* Required work
Please output the entries below without altering a single character.

+--

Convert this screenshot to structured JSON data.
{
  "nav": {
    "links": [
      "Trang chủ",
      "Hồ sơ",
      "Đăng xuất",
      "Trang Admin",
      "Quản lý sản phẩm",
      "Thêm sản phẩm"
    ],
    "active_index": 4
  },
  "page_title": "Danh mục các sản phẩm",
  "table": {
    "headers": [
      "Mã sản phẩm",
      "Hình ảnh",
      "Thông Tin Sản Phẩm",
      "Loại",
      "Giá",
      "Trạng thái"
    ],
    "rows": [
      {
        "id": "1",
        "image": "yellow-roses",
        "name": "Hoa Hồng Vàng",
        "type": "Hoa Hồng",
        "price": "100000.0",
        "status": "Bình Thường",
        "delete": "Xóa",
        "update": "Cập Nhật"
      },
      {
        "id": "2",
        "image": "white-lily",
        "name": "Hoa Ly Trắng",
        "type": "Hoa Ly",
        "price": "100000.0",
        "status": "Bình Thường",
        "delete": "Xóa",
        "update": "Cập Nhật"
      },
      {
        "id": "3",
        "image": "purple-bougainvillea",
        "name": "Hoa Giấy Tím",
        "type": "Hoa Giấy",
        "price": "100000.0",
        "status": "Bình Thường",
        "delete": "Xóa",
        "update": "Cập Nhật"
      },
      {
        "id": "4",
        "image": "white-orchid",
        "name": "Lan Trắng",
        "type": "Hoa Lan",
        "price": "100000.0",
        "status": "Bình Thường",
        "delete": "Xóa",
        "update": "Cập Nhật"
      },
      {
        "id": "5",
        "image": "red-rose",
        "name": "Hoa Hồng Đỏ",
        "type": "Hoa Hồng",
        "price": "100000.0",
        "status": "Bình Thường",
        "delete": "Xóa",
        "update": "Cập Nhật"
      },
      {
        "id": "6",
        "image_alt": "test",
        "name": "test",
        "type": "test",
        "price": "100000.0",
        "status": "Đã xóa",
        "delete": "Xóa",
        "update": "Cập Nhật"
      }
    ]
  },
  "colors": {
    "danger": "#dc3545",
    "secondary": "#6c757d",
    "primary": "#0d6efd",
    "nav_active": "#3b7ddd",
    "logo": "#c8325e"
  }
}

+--

* Finished exercise
Convert this screenshot to structured JSON data.
{
  "nav": {
    "links": [
      "Trang chủ",
      "Hồ sơ",
      "Đăng xuất",
      "Trang Admin",
      "Quản lý sản phẩm",
      "Thêm sản phẩm"
    ],
    "active_index": 4
  },
  "page_title": "Danh mục các sản phẩm",
  "table": {
    "headers": [
      "Mã sản phẩm",
      "Hình ảnh",
      "Thông Tin Sản Phẩm",
      "Loại",
      "Giá",
      "Trạng thái"
    ],
    "rows": [
      {
        "id": "1",
        "image": "yellow-roses",
        "name": "Hoa Hồng Vàng",
        "type": "Hoa Hồng",
        "price": "100000.0",
        "status": "Bình Thường",
        "delete": "Xóa",
        "update": "Cập Nhật"
      },
      {
        "id": "2",
        "image": "white-lily",
        "name": "Hoa Ly Trắng",
        "type": "Hoa Ly",
        "price": "100000.0",
        "status": "Bình Thường",
        "delete": "Xóa",
        "update": "Cập Nhật"
      },
      {
        "id": "3",
        "image": "purple-bougainvillea",
        "name": "Hoa Giấy Tím",
        "type": "Hoa Giấy",
        "price": "100000.0",
        "status": "Bình Thường",
        "delete": "Xóa",
        "update": "Cập Nhật"
      },
      {
        "id": "4",
        "image": "white-orchid",
        "name": "Lan Trắng",
        "type": "Hoa Lan",
        "price": "100000.0",
        "status": "Bình Thường",
        "delete": "Xóa",
        "update": "Cập Nhật"
      },
      {
        "id": "5",
        "image": "red-rose",
        "name": "Hoa Hồng Đỏ",
        "type": "Hoa Hồng",
        "price": "100000.0",
        "status": "Bình Thường",
        "delete": "Xóa",
        "update": "Cập Nhật"
      },
      {
        "id": "6",
        "image_alt": "test",
        "name": "test",
        "type": "test",
        "price": "100000.0",
        "status": "Đã xóa",
        "delete": "Xóa",
        "update": "Cập Nhật"
      }
    ]
  },
  "colors": {
    "danger": "#dc3545",
    "secondary": "#6c757d",
    "primary": "#0d6efd",
    "nav_active": "#3b7ddd",
    "logo": "#c8325e"
  }
}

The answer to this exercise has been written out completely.